What has the regulator told insurers
The regulator has said that non-life insurers can use the reference rates of the GI Council as the standard metric for claims settlement.
In case of high claims, it has been said that the policyholder should not suffer and that it should be the responsibility of the insurer to settle the claims quickly. This move assumes significance because policyholders have been hit with high medical expenses for COVID-19 treatment, especially with infection-control costs being added to the bill.
“Customers stand to benefit, but it is unfair on us because hospitals are at fault. We will pay the claims as advised but shouldn’t hospitals be penalised for not following rules,” asked the head of underwriting at a private insurer.
This official also added that many hospitals are exceeding the package rate and the final payment burden is on the insurers.
For instance, the GI Council rate card says that the cost at National Accreditation Board for Hospitals & Healthcare Providers-accredited (NABH) hospitals will be Rs 10,000 per day, including PPE cost (Personal Protection Equipment) of Rs 1,200.
In the case of non-NABH hospitals, this will be Rs 8,000 per day. For severely sick patients, who need intensive care unit (ICU) with ventilator care, hospital rates per day will be Rs 18,000 (Rs 15,000 at non-NABH hospitals), including PPE cost of Rs 2,000.
“The standard rates are hardly being followed. The government should pull up the hospitals and force them to follow these rates. We will pay bills as instructed but customers may be hit with 10-15 percent higher premiums when the policy is renewed,” said the senior vice-president at a state-owned insurer.
There are some caveats to the payments. One is that the room-rent limit (for example, Rs 1,500-2,000 per day) will be strictly followed for claims payment if the insured has opted for it. Secondly, home-based care will not be covered under traditional hospitalisation medical insurance.
So, if a customer has contracted COVID-19 and is only advised recovery at home, any expenses related to PPE kits or medicines at home will not be payable under a standard health insurance plan, if it only covers hospitalisation (minimum 24 hours).
Why is this crucial for customers?
Traditionally, there has been a trend of hospitals charging customers a higher amount, especially if they have health cover. During the pandemic, too, this scenario played out all across India, when several thousand people started getting admitted to hospitals from April 2020 onwards.
Hospitals faced the challenge of how to manage costs at a time when elective surgeries were being postponed due to the virus outbreak.
While insurance claims were being paid only partly, hospitals continued to add newer charges such as temperature check fee, PPE kit fee and cleaning fee.
In fact, the GI Council had also planned to file an appeal in the Supreme Court against overcharging by hospitals but this matter wasn’t taken up.
Insurance works on a pool concept. So whatever money is collected as a premium is paid out as claim. If in a year the claim paid out exceeds the premium collected, the excess amount is passed on to customers in the next year in the form of a premium hike.

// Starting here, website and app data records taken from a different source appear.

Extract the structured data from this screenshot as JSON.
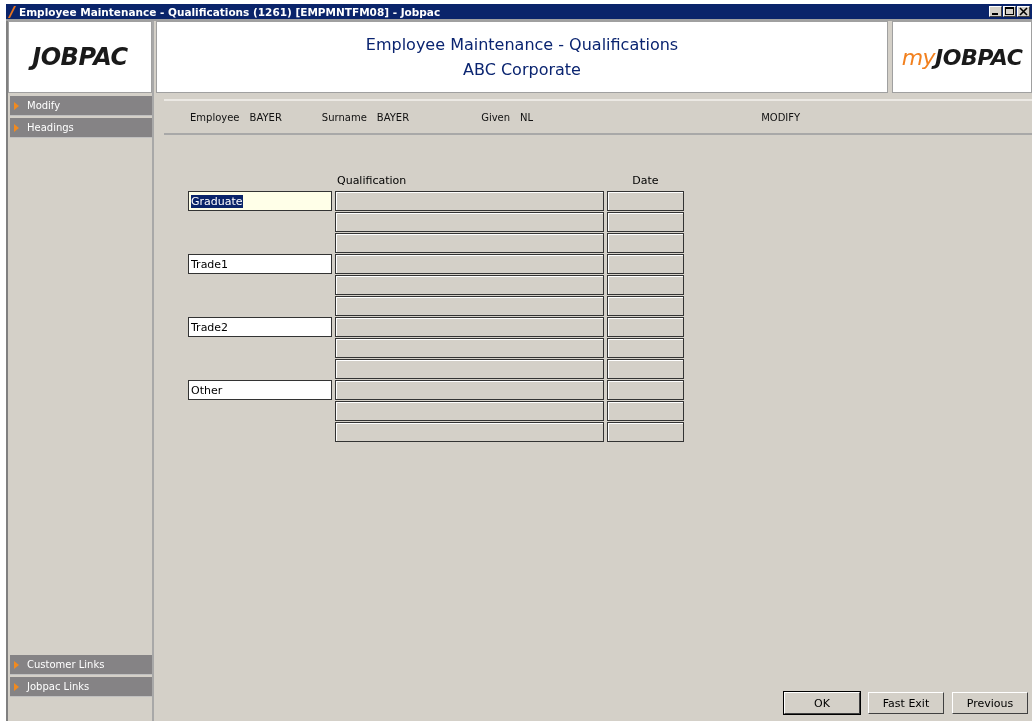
{
  "window": {
    "title": "Employee Maintenance - Qualifications (1261) [EMPMNTFM08] - Jobpac",
    "controls": [
      {
        "kind": "minimize"
      },
      {
        "kind": "maximize"
      },
      {
        "kind": "close"
      }
    ]
  },
  "header": {
    "logo": "JOBPAC",
    "title": "Employee Maintenance - Qualifications",
    "subtitle": "ABC Corporate",
    "logo_right_prefix": "my",
    "logo_right": "JOBPAC"
  },
  "sidebar": {
    "top_items": [
      {
        "label": "Modify"
      },
      {
        "label": "Headings"
      }
    ],
    "bottom_items": [
      {
        "label": "Customer Links"
      },
      {
        "label": "Jobpac Links"
      }
    ]
  },
  "info_bar": {
    "fields": [
      {
        "label": "Employee",
        "value": "BAYER"
      },
      {
        "label": "Surname",
        "value": "BAYER"
      },
      {
        "label": "Given",
        "value": "NL"
      }
    ],
    "mode": "MODIFY"
  },
  "table": {
    "columns": [
      "Qualification",
      "Date"
    ],
    "groups": [
      {
        "label": "Graduate",
        "focused": true,
        "rows": [
          {
            "kind": "entry"
          },
          {
            "kind": "entry"
          },
          {
            "kind": "entry"
          }
        ]
      },
      {
        "label": "Trade1",
        "focused": false,
        "rows": [
          {
            "kind": "entry"
          },
          {
            "kind": "entry"
          },
          {
            "kind": "entry"
          }
        ]
      },
      {
        "label": "Trade2",
        "focused": false,
        "rows": [
          {
            "kind": "entry"
          },
          {
            "kind": "entry"
          },
          {
            "kind": "entry"
          }
        ]
      },
      {
        "label": "Other",
        "focused": false,
        "rows": [
          {
            "kind": "entry"
          },
          {
            "kind": "entry"
          },
          {
            "kind": "entry"
          }
        ]
      }
    ]
  },
  "buttons": [
    {
      "label": "OK",
      "default": true
    },
    {
      "label": "Fast Exit",
      "default": false
    },
    {
      "label": "Previous",
      "default": false
    }
  ]
}
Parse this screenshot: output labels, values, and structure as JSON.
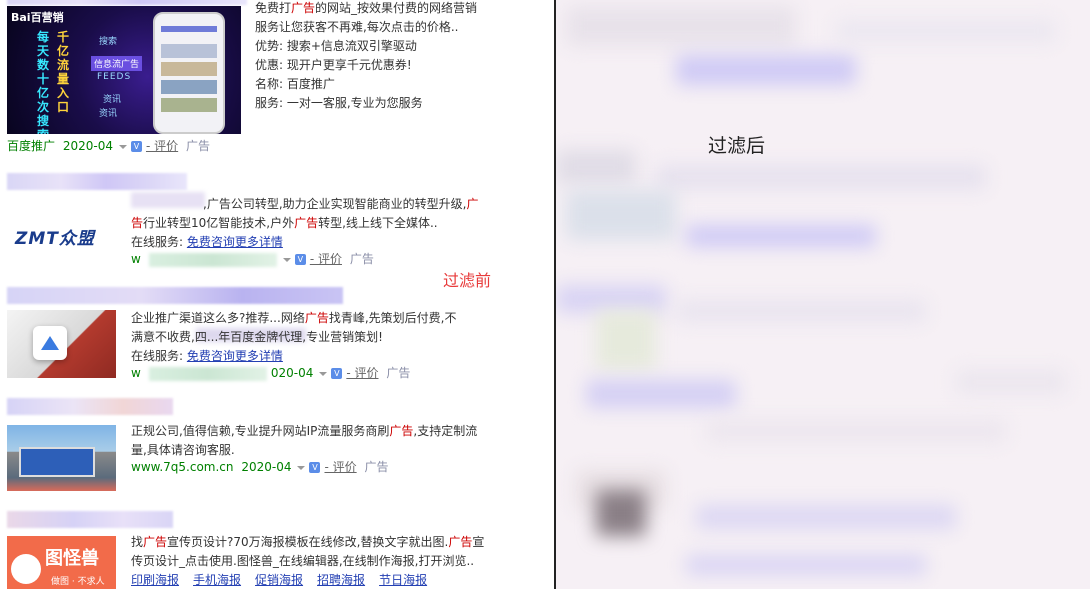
{
  "labels": {
    "before": "过滤前",
    "after": "过滤后"
  },
  "ads": [
    {
      "id": "baidu",
      "image_text": {
        "brand": "Bai百营销",
        "side": "每天数十亿次搜索",
        "side2": "千亿流量入口",
        "menu": [
          "搜索",
          "信息流广告",
          "FEEDS",
          "资讯",
          "资讯"
        ]
      },
      "lines": [
        {
          "pre": "免费打",
          "red": "广告",
          "post": "的网站_按效果付费的网络营销"
        },
        {
          "text": "服务让您获客不再难,每次点击的价格.."
        },
        {
          "text": "优势:  搜索+信息流双引擎驱动"
        },
        {
          "text": "优惠:  现开户更享千元优惠券!"
        },
        {
          "text": "名称:  百度推广"
        },
        {
          "text": "服务:  一对一客服,专业为您服务"
        }
      ],
      "meta": {
        "source": "百度推广",
        "date": "2020-04",
        "review": "- 评价",
        "ad": "广告"
      }
    },
    {
      "id": "zmt",
      "logo": "ZMT众盟",
      "lines": [
        {
          "pre": ",广告公司转型,助力企业实现智能商业的转型升级,",
          "red": "广",
          "post": ""
        },
        {
          "red": "告",
          "post": "行业转型10亿智能技术,户外",
          "red2": "广告",
          "post2": "转型,线上线下全媒体.."
        }
      ],
      "service_label": "在线服务:",
      "service_link": "免费咨询更多详情",
      "meta": {
        "prefix": "w",
        "review": "- 评价",
        "ad": "广告"
      }
    },
    {
      "id": "qingfeng",
      "lines": [
        {
          "pre": "企业推广渠道这么多?推荐...网络",
          "red": "广告",
          "post": "找青峰,先策划后付费,不"
        },
        {
          "text": "满意不收费,四...年百度金牌代理,专业营销策划!"
        }
      ],
      "service_label": "在线服务:",
      "service_link": "免费咨询更多详情",
      "meta": {
        "prefix": "w",
        "date": "020-04",
        "review": "- 评价",
        "ad": "广告"
      }
    },
    {
      "id": "7q5",
      "lines": [
        {
          "pre": "正规公司,值得信赖,专业提升网站IP流量服务商刷",
          "red": "广告",
          "post": ",支持定制流"
        },
        {
          "text": "量,具体请咨询客服."
        }
      ],
      "meta": {
        "url": "www.7q5.com.cn",
        "date": "2020-04",
        "review": "- 评价",
        "ad": "广告"
      }
    },
    {
      "id": "tuguaishou",
      "logo": "图怪兽",
      "logo_sub": "做图 · 不求人",
      "lines": [
        {
          "pre": "找",
          "red": "广告",
          "post": "宣传页设计?70万海报模板在线修改,替换文字就出图.",
          "red2": "广告",
          "post2": "宣"
        },
        {
          "text": "传页设计_点击使用.图怪兽_在线编辑器,在线制作海报,打开浏览.."
        }
      ],
      "links": [
        "印刷海报",
        "手机海报",
        "促销海报",
        "招聘海报",
        "节日海报"
      ]
    }
  ]
}
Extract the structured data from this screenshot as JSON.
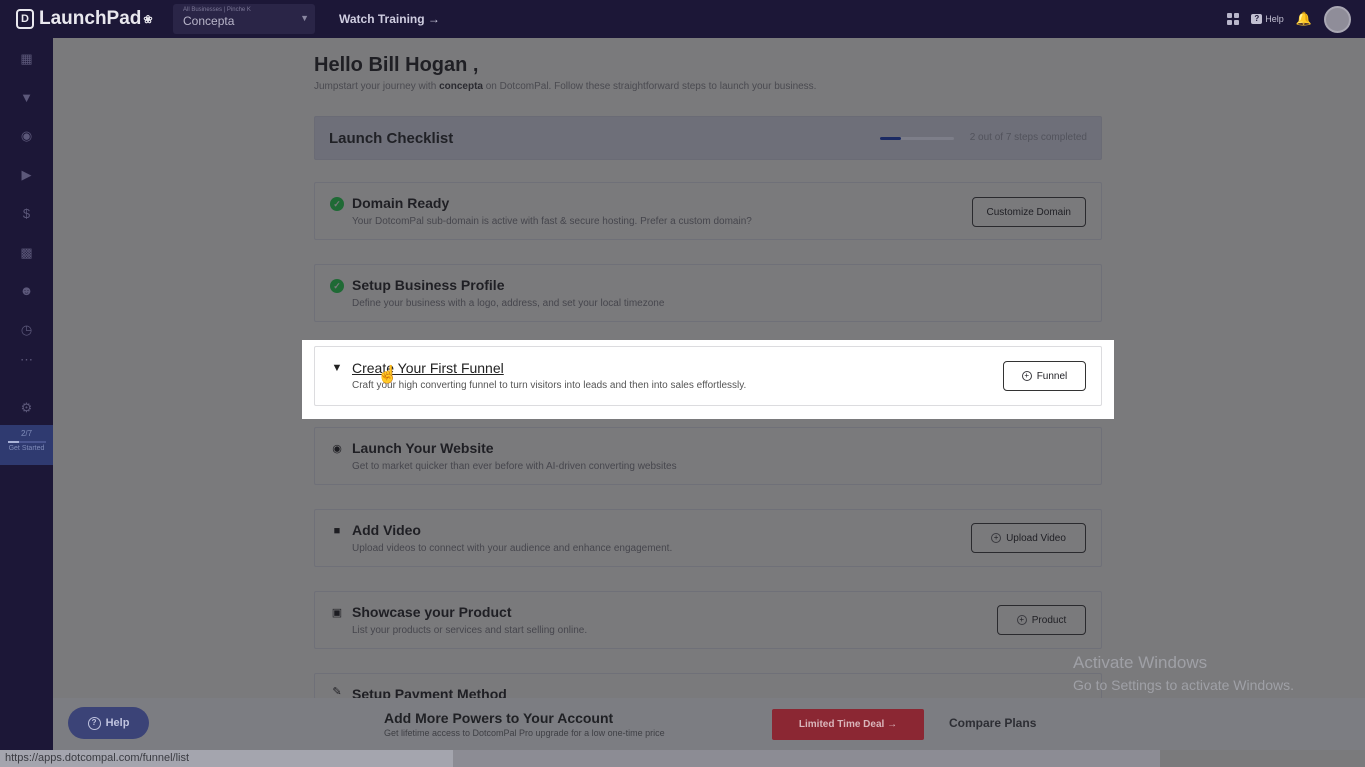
{
  "topbar": {
    "brand": "LaunchPad",
    "business_small": "All Businesses | Pinche K",
    "business_name": "Concepta",
    "watch_training": "Watch Training →",
    "help": "Help"
  },
  "sidebar": {
    "progress_fraction": "2/7",
    "get_started": "Get Started"
  },
  "main": {
    "greeting": "Hello Bill Hogan ,",
    "subtitle_pre": "Jumpstart your journey with ",
    "subtitle_bold": "concepta",
    "subtitle_post": " on DotcomPal. Follow these straightforward steps to launch your business.",
    "checklist": {
      "title": "Launch Checklist",
      "progress_text": "2 out of 7 steps completed",
      "progress": 0.2857
    },
    "items": [
      {
        "title": "Domain Ready",
        "desc": "Your DotcomPal sub-domain is active with fast & secure hosting. Prefer a custom domain?",
        "button": "Customize Domain",
        "done": true
      },
      {
        "title": "Setup Business Profile",
        "desc": "Define your business with a logo, address, and set your local timezone",
        "done": true
      },
      {
        "title": "Create Your First Funnel",
        "desc": "Craft your high converting funnel to turn visitors into leads and then into sales effortlessly.",
        "button": "Funnel",
        "done": false
      },
      {
        "title": "Launch Your Website",
        "desc": "Get to market quicker than ever before with AI-driven converting websites",
        "done": false
      },
      {
        "title": "Add Video",
        "desc": "Upload videos to connect with your audience and enhance engagement.",
        "button": "Upload Video",
        "done": false
      },
      {
        "title": "Showcase your Product",
        "desc": "List your products or services and start selling online.",
        "button": "Product",
        "done": false
      },
      {
        "title": "Setup Payment Method",
        "done": false
      }
    ]
  },
  "bottom": {
    "help": "Help",
    "promo_title": "Add More Powers to Your Account",
    "promo_sub": "Get lifetime access to DotcomPal Pro upgrade for a low one-time price",
    "deal": "Limited Time Deal →",
    "compare": "Compare Plans"
  },
  "watermark": {
    "line1": "Activate Windows",
    "line2": "Go to Settings to activate Windows."
  },
  "statusbar": {
    "url": "https://apps.dotcompal.com/funnel/list"
  }
}
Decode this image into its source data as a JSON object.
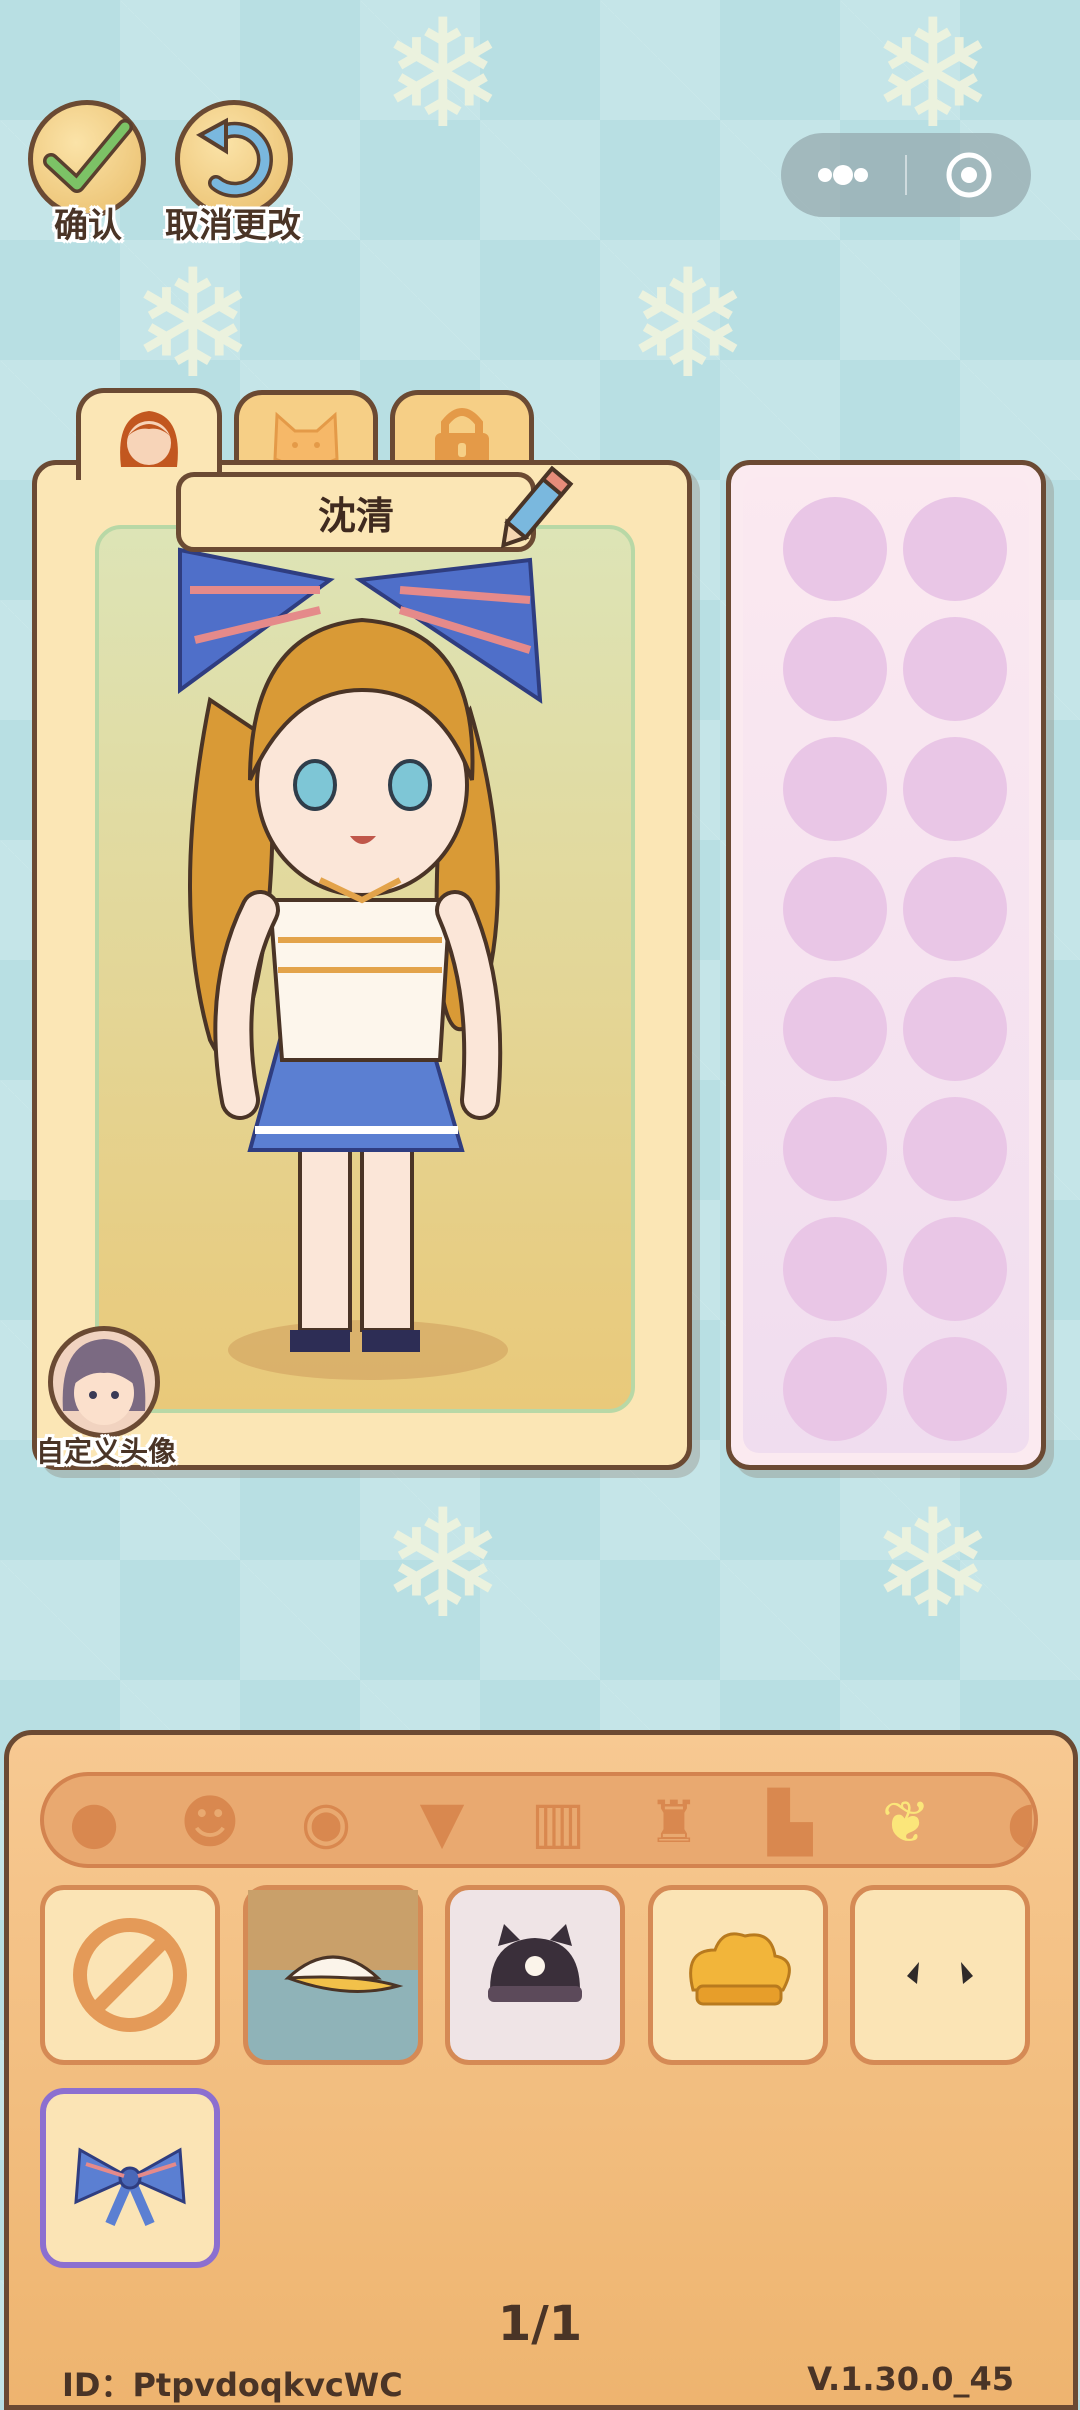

Customers also pointed out that some hospitals resorted to selective charging. Malini Saraogi*, a 34-year-old artist from Kolkata, told Moneycontrol that while she was charged for masks and PPE kits, two other people sharing her room were not.
“I found out that they did not have any health policy while I did. My insurer did not pay the excess charges amounting to Rs 18,000. It would have been good if insurers were asked to pay all such claims in the initial stage itself,” suggested Saraogi, who underwent COVID-19 treatment in October 2020.
However, her neighbour Nisha Rebello* has been lucky. The 57-year-old teacher was hospitalised due to COVID-19 about two weeks ago and has been assured of full payment under the reimbursement policy.
*Names changed to protect identity